EXERCISE BRIEF
Some lines hold the string "Please". Copy all of them from the material that follows.

RECORD EXCERPTS
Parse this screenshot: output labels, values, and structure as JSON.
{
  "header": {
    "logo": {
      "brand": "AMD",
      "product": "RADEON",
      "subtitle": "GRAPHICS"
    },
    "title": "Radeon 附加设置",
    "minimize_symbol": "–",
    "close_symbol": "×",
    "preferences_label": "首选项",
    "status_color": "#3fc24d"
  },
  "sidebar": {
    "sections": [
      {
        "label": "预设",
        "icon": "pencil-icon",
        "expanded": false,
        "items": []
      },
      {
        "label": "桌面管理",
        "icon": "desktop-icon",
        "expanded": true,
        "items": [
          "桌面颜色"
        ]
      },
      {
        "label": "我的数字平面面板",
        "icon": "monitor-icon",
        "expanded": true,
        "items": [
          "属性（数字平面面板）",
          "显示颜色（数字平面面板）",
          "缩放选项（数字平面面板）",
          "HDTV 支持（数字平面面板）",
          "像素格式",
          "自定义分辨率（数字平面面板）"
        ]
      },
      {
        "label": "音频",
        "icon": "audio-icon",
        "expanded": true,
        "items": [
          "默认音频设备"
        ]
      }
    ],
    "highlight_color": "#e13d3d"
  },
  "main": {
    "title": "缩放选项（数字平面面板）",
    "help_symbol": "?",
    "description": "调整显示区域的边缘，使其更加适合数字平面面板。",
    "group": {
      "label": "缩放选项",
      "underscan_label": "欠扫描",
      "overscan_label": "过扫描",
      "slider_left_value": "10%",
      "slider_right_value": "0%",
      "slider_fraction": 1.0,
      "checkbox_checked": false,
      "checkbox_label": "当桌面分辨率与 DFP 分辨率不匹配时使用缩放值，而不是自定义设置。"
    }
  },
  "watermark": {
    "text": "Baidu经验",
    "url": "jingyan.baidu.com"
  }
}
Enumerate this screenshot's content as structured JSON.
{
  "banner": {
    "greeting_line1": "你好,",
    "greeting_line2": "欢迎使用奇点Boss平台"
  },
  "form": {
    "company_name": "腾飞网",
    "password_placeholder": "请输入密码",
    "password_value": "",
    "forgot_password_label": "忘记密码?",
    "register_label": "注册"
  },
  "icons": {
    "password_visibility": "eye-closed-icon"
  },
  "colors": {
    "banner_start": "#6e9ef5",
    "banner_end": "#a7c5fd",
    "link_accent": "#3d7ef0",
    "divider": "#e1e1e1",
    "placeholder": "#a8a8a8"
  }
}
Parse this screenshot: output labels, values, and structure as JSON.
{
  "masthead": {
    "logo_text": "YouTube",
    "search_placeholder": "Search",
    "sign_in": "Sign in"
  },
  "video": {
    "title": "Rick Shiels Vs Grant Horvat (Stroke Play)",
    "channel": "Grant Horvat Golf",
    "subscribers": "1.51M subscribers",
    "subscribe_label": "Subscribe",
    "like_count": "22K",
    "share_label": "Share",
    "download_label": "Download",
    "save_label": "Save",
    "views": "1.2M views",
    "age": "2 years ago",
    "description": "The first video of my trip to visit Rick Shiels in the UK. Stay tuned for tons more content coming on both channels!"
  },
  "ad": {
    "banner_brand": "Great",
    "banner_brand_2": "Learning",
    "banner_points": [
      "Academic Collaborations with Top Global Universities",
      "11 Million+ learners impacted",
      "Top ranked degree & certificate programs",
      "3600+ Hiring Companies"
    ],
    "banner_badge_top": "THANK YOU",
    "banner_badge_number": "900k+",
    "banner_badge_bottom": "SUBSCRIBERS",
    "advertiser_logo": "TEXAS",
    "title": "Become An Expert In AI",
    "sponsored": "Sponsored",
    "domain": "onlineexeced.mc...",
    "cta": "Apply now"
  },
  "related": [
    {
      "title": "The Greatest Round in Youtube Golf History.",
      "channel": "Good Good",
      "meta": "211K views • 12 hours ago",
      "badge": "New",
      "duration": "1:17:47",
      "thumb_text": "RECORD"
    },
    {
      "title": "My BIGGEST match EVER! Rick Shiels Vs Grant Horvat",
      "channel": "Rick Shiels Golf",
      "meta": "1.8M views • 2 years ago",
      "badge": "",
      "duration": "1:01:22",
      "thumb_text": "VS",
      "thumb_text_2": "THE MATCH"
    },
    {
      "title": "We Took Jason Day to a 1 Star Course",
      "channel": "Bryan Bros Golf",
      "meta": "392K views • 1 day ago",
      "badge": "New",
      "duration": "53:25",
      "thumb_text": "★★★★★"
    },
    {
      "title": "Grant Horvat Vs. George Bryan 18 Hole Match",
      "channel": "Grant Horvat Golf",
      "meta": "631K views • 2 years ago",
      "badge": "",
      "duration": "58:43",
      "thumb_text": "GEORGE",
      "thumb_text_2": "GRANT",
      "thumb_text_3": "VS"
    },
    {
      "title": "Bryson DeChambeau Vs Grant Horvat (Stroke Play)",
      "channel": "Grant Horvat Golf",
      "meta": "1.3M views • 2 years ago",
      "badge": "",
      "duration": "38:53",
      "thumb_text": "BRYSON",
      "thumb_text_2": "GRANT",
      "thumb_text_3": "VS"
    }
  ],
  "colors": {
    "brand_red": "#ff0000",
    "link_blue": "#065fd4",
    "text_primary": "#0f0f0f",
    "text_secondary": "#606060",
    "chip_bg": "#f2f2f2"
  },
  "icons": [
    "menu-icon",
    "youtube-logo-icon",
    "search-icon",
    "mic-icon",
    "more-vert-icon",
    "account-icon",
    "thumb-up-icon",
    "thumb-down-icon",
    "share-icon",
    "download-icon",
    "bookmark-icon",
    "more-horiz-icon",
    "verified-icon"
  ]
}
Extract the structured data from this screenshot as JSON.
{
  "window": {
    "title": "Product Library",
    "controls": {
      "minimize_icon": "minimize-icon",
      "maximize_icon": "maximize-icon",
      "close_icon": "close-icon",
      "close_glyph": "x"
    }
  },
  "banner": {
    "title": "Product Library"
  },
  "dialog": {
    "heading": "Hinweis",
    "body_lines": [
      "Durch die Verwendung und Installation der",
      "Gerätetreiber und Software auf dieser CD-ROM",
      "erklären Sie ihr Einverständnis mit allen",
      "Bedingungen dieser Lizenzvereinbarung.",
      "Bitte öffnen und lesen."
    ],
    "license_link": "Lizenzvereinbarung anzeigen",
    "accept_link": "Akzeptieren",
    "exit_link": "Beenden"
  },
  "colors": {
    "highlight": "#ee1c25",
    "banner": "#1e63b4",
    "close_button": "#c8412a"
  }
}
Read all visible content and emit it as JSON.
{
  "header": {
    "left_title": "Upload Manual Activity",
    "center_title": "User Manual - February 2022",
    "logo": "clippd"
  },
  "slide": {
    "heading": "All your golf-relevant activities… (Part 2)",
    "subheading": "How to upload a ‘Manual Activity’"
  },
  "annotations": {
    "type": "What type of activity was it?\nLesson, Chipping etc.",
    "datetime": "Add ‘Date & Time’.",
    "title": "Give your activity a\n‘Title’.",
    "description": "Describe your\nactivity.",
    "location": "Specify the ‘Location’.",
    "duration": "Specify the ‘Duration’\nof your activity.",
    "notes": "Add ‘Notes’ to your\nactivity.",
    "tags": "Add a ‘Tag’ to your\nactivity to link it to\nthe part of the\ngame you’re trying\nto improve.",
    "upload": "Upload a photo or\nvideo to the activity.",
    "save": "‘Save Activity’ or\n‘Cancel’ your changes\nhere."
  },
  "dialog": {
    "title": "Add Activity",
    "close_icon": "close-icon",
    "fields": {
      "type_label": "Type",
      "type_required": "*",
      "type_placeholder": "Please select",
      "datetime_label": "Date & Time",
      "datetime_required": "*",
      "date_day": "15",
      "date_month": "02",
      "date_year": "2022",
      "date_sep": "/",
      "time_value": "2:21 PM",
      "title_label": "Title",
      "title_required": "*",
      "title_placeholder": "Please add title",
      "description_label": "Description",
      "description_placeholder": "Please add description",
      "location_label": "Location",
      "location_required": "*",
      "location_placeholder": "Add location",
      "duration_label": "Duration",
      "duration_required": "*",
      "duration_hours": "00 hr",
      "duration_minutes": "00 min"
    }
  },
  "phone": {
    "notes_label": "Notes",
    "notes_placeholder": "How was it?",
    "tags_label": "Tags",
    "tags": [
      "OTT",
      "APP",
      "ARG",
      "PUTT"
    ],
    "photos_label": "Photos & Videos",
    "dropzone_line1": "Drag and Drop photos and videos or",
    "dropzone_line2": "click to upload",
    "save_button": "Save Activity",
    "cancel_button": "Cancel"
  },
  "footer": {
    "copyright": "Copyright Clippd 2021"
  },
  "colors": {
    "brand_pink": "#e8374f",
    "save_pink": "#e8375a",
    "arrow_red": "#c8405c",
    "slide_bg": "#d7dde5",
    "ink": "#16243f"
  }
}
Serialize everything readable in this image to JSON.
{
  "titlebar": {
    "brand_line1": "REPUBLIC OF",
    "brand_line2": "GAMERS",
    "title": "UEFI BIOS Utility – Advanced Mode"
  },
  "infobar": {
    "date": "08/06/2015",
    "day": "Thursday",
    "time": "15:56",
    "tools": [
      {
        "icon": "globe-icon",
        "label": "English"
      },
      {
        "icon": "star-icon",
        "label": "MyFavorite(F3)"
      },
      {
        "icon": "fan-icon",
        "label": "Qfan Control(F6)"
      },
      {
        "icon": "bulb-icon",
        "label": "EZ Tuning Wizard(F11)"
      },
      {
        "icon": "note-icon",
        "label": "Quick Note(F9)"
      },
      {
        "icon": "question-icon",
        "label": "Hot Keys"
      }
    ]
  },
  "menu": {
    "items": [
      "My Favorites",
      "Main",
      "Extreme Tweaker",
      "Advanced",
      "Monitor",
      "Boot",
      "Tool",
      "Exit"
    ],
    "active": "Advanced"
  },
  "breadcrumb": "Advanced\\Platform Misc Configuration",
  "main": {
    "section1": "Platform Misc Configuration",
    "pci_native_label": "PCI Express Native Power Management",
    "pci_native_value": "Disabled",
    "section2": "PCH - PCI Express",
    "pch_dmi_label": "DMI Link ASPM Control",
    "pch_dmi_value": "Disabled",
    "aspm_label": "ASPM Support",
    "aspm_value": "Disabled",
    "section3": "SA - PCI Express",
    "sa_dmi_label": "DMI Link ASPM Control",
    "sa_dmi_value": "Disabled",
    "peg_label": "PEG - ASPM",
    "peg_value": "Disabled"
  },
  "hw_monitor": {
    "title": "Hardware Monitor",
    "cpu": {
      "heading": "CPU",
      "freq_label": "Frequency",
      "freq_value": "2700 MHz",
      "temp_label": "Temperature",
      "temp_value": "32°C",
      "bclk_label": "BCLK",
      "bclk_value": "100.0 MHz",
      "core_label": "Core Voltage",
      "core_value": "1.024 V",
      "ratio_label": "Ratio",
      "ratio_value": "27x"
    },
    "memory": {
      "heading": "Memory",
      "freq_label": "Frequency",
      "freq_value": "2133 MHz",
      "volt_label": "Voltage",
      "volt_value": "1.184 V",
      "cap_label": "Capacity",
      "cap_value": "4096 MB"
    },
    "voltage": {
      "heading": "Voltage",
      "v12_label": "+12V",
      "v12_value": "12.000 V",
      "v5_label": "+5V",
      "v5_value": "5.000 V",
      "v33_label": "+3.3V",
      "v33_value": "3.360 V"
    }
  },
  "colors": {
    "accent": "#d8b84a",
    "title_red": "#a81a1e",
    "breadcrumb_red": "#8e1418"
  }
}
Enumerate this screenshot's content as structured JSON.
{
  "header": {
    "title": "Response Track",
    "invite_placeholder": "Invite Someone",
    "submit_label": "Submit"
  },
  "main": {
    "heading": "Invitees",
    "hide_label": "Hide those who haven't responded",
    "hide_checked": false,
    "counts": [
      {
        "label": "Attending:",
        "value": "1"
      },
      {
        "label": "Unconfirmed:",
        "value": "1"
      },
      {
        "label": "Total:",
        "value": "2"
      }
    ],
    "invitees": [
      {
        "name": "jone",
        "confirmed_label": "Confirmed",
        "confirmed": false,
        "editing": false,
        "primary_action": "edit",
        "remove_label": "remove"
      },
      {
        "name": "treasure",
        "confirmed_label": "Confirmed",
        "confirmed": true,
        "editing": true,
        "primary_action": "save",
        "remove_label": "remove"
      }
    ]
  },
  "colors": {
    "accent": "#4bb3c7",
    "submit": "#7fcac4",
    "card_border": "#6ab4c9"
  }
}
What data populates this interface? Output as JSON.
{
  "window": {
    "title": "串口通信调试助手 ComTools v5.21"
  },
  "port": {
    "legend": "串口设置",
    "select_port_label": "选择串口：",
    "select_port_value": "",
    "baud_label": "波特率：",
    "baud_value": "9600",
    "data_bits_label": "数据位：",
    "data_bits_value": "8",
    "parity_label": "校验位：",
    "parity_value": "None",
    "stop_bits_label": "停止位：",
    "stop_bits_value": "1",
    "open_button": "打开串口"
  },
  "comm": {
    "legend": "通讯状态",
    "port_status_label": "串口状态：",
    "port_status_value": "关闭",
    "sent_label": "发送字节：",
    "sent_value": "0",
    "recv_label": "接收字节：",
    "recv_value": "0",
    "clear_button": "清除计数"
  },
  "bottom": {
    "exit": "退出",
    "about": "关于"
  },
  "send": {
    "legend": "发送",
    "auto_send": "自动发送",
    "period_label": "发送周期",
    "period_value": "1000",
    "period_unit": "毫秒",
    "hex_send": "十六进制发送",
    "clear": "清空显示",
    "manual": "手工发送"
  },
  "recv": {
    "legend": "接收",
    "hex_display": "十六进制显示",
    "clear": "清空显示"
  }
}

ANSWER BELOW
      "type_placeholder": "Please select",
      "title_placeholder": "Please add title",
      "description_placeholder": "Please add description",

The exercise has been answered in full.